The British Orthodontic Society has issued a statement in response to the post from Kevin O’Brien and I’m including it here so you can read about the concerns being expressed by Orthodontists on behalf of patients. You should read Kevin’s blog post first. 

British Orthodontic Societies Response (BOS) to Kevin O’Briens blog, by Peter J McCallum, Director of External Relations.

BOS welcome the invitation from Kevin to comment on his blog. The Society are very concerned about this new development ‘direct-to-consumer’ or “DIY” orthodontics. The Mission Statement of BOS is:

The Society strives to promote the study and practice of orthodontics, to maintain and improve professional standards in orthodontics and to encourage research and education in orthodontics. In doing so, BOS seeks to improve the quality of medical care for the benefit of patients. The charity’s ultimate beneficiaries are therefore patients, and benefits to patients are provided through the advancement of knowledge, practice and standards in the specialty.

We do not have any legislative powers to prevent the illegal practice of dentistry or orthodontics.

As Kevin has indicated, there is a difference between the two models he has commented upon. BOS have also made detailed enquiries about both of these models.

Invisalign Connect appear to be ‘pop ups’ which provide information to the general public about the Invisalign product. Our understanding is that they do not engage in any clinical activity or examine the patient’s mouth. They do have representatives who discuss the method and provision of treatment and provide details of a few local Invisalign providers who are registered with the GDC. The orthodontist, or dentist, to whom the patient attends is then responsible for their clinical assessment to determine their suitability for orthodontic treatment. This, of course, includes dental fitness, appropriateness for treatment, their understanding of treatment options together with the potential outcome and informed consent. Ultimately, the provider of treatment has contact with the prospective patient and is responsible for their care.

This model is based on direct contact with patients and engages in a similar way to Invisalign’s website. The website has a “doctor locator” which is a map of Invisalign trained orthodontists in the UK. It is a form of marketing which may sit uncomfortably with some, but as far as we understand is not the illegal practice of dentistry.

The second model involves care being provided remotely. The main players in this area organisations such as Smile Direct Club, Franksmile, Straight Teeth Direct, Straight My Teeth, Your Smile Direct, Smile Kit, Happy Brace have a different modus operandi. Our understanding is similar to the way Kevin describes. We understand that here a dentist will be making decisions and prescribing treatment for each patient remotely. No assessment of dental health appears to have been undertaken and therefore in our view, is impossible for that remote dentist, to know whether the patient has any underlying health issues including periodontal disease, caries or other oral health problems. BOS are not aware of how informed consent can properly be obtained or how the prescribing dentist is able to determine whether treatment is appropriate. Based on the information we hold about how these businesses work, our concern is that patients’ health may be put at risk.
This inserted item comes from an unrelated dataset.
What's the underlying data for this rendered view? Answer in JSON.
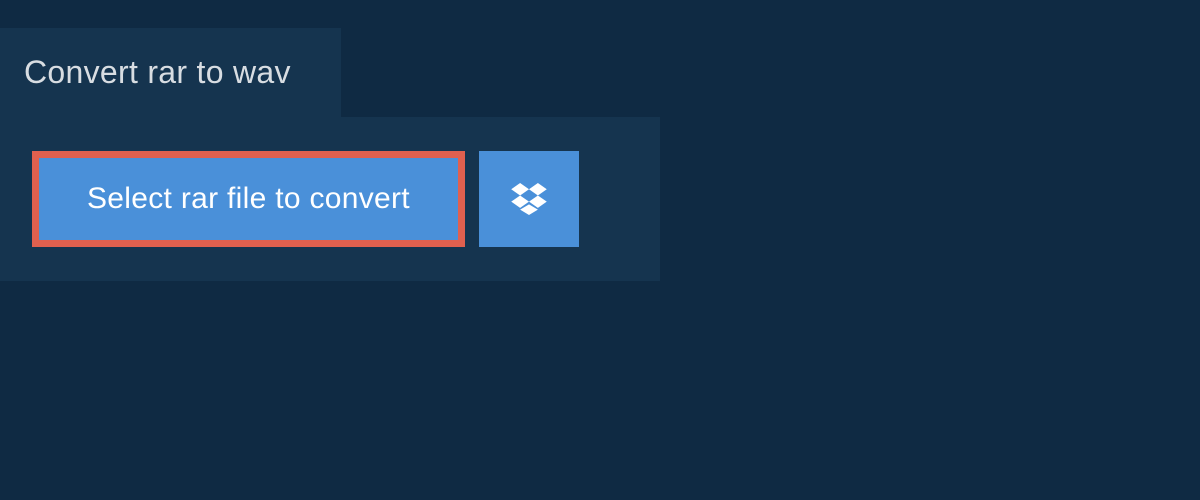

Two models exist to obtain patient records with this type of direct-to-consumer orthodontics. The first is where patients take their own impressions. This would appear to circumvent the rules on impression taking which govern the illegal practice of dentistry. The second is where the patient attends a store to have a scan undertaken. Our view is that unless a qualified dentist is present and prescribes that scan, the person carrying out the scan is undertaking the illegal practice of dentistry.

Experience from the USA

According to recent media reports, “The American Dental Association and American Association of Orthodontists have asked the Food and Drug Administration, which regulates aligners, to sanction SmileDirect for treating prescription medical devices like an over-the-counter product. The FDA hasn’t taken action.” Bloomberg Aug 22, 2019. Several States are taking action to prevent scanning without a dentist present

BOS are very concerned about the development and increase in the provision of direct-to-consumer orthodontics. We cannot legislate against this practice. The fundamental issue is the protection of the public. BOS’s view is that unless a registered dentist examines the patient and discusses all the issues involved with the provision of orthodontic treatment, the safety of the public is at risk. We are currently preparing and will be embarking on an educational campaign with the Oral Health Foundation to inform the public about the risks of direct-to-consumer orthodontics.

BOS cannot bring legislation against this practice as we are a charity and not the regulator of the dental profession. We implore the dental regulator, the General Dental Council, whose “primary purpose is to protect patient safety and maintain public confidence in dental services”, to investigate the practice of direct-to-consumer orthodontics as a matter of great urgency.